* Assignment
Could you copy every record below exactly as it is written?

* Supplied material
BEGIN

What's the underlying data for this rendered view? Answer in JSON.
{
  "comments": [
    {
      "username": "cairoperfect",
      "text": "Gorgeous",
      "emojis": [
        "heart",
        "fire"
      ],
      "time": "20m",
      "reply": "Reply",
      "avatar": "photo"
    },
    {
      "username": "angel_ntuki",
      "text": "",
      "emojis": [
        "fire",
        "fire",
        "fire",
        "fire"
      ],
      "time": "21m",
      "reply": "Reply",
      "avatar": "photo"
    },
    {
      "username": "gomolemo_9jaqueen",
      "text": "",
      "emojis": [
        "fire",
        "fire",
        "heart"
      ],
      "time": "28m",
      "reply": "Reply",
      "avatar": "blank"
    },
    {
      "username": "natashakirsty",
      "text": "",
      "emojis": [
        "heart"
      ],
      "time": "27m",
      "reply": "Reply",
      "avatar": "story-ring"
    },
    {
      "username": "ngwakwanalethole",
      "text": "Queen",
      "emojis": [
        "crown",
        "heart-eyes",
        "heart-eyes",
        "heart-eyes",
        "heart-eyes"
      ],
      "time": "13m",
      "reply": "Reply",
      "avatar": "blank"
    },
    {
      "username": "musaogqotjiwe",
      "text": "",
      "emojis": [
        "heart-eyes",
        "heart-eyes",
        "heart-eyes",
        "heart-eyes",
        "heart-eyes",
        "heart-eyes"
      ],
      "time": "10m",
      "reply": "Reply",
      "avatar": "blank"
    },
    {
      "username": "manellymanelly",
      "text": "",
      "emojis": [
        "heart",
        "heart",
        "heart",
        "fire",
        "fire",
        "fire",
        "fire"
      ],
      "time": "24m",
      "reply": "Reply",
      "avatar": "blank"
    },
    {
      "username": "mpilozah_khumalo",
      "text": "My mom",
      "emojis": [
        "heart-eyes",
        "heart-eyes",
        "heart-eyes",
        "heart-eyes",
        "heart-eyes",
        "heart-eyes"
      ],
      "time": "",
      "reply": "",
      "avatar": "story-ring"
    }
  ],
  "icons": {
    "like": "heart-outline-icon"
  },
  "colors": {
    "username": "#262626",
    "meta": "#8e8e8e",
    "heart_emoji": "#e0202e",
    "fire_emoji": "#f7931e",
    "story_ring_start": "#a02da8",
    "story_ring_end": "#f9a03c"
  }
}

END

* Result of this exercise
What's the underlying data for this rendered view? Answer in JSON.
{
  "comments": [
    {
      "username": "cairoperfect",
      "text": "Gorgeous",
      "emojis": [
        "heart",
        "fire"
      ],
      "time": "20m",
      "reply": "Reply",
      "avatar": "photo"
    },
    {
      "username": "angel_ntuki",
      "text": "",
      "emojis": [
        "fire",
        "fire",
        "fire",
        "fire"
      ],
      "time": "21m",
      "reply": "Reply",
      "avatar": "photo"
    },
    {
      "username": "gomolemo_9jaqueen",
      "text": "",
      "emojis": [
        "fire",
        "fire",
        "heart"
      ],
      "time": "28m",
      "reply": "Reply",
      "avatar": "blank"
    },
    {
      "username": "natashakirsty",
      "text": "",
      "emojis": [
        "heart"
      ],
      "time": "27m",
      "reply": "Reply",
      "avatar": "story-ring"
    },
    {
      "username": "ngwakwanalethole",
      "text": "Queen",
      "emojis": [
        "crown",
        "heart-eyes",
        "heart-eyes",
        "heart-eyes",
        "heart-eyes"
      ],
      "time": "13m",
      "reply": "Reply",
      "avatar": "blank"
    },
    {
      "username": "musaogqotjiwe",
      "text": "",
      "emojis": [
        "heart-eyes",
        "heart-eyes",
        "heart-eyes",
        "heart-eyes",
        "heart-eyes",
        "heart-eyes"
      ],
      "time": "10m",
      "reply": "Reply",
      "avatar": "blank"
    },
    {
      "username": "manellymanelly",
      "text": "",
      "emojis": [
        "heart",
        "heart",
        "heart",
        "fire",
        "fire",
        "fire",
        "fire"
      ],
      "time": "24m",
      "reply": "Reply",
      "avatar": "blank"
    },
    {
      "username": "mpilozah_khumalo",
      "text": "My mom",
      "emojis": [
        "heart-eyes",
        "heart-eyes",
        "heart-eyes",
        "heart-eyes",
        "heart-eyes",
        "heart-eyes"
      ],
      "time": "",
      "reply": "",
      "avatar": "story-ring"
    }
  ],
  "icons": {
    "like": "heart-outline-icon"
  },
  "colors": {
    "username": "#262626",
    "meta": "#8e8e8e",
    "heart_emoji": "#e0202e",
    "fire_emoji": "#f7931e",
    "story_ring_start": "#a02da8",
    "story_ring_end": "#f9a03c"
  }
}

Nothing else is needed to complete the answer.